PhD scholarship opportunity to study youth transitions, work and wellbeing at the University of Melbourne with the Life Patterns team (including TASA members Johanna Wyn and Dan Woodman).
Closing date is soon, September 16, 2016!
Information on scholarship benefits, eligibility and how to apply, here: http://education.unimelb.edu.au/study_with_us/scholarships_and_financial_support/scholarships_list/opportunities/education-work-and-wellbeing-in-young-adulthood-strategic-scholarship
Dr Hernan Cuervo can be contacted for further information: [email protected]
Friday essay: From Bowie to Bieber – the under-appreciated art of the music video
The spectacular release of Beyoncé’s visual album Lemonade earlier this year, and the critical response to it, has fleetingly put the music video in the spotlight. For a ubiquitous and influential art form, music videos tend to be easily dismissed and under-analysed, which means it took something as extreme as Beyoncé’s approach – an entire album complete with extraordinary visuals and social commentary – to draw attention to them.
This Sunday, the MTV music video awards will be held at Madison Square Garden. Beyoncé has received 11 nominations and there is even a new award category called Breakthrough Long Form Video, suggesting her influence continues to ripple through the industry. Adele has received eight nominations. Two videos featuring the late David Bowie, Lazarus and Blackstar, have been nominated for three awards. Read more…
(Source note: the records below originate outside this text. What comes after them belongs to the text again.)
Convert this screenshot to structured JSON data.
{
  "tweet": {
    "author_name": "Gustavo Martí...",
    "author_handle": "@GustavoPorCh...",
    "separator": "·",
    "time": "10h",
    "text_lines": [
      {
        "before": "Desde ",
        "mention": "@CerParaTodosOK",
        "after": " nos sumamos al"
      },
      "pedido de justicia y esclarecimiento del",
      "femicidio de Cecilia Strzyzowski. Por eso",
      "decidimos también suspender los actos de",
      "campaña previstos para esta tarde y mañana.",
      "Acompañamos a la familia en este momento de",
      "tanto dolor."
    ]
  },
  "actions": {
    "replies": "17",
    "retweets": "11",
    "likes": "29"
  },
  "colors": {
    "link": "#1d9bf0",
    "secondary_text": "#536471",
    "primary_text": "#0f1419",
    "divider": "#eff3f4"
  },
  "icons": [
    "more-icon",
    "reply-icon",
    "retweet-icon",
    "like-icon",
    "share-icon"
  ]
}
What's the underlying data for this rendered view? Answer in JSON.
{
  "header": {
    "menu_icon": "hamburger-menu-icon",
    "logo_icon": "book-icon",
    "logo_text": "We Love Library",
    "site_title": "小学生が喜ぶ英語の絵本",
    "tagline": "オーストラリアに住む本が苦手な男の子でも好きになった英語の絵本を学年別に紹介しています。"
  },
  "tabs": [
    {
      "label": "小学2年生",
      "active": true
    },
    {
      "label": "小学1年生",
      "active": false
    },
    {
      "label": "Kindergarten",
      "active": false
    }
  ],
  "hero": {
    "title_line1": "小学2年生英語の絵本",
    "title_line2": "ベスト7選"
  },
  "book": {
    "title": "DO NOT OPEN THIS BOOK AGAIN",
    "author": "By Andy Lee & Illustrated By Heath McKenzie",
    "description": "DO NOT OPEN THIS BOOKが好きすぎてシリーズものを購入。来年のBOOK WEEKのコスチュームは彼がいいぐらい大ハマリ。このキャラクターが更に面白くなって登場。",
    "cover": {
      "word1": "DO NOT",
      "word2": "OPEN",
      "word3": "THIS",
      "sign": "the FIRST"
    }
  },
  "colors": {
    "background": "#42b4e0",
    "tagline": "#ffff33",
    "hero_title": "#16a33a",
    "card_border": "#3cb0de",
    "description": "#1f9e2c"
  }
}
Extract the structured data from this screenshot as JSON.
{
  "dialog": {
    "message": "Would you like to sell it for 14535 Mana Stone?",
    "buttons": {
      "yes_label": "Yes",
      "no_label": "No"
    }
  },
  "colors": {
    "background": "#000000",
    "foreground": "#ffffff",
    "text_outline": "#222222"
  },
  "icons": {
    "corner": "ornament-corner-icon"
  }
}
During a four-month period, between September 2015 and January 2016, nine TASA members were Awarded their PhDs:
Name: Matthew Bunn, PhD, October 2015
Title: In the echoes of mountains: embodying climbing practice
Institution: University of Newcastle
Supervisors: Dr Barry Morris and D. Steven Threadgold
Summary: This thesis is a social phenomenology of climbing. Along with 35 interviews, it is based on 18 months of multi-site ethnographic fieldwork with climbers engaged in high-risk rock climbing styles and ice, alpine and expeditionary climbing. The concept of habitus has been used as a core guiding concept for this research, particularly its improvisational and generative components. However, habitus is shown to have shortcomings in dealing with accounts of the individual in action because it has been theorised with an insensitivity to the scope of observation and analysis. To address this, the concept of the embodied echo is introduced as a means to explore the more radically embodied and experiential components of habitus in the act of climbing. Through the use of echoes as an allegory for the construction of dispositions, it is possible to give specific accounts to the processes of dispositional acquisition, mutation and activation. In effect, it functions as a theory of the habitus in motion.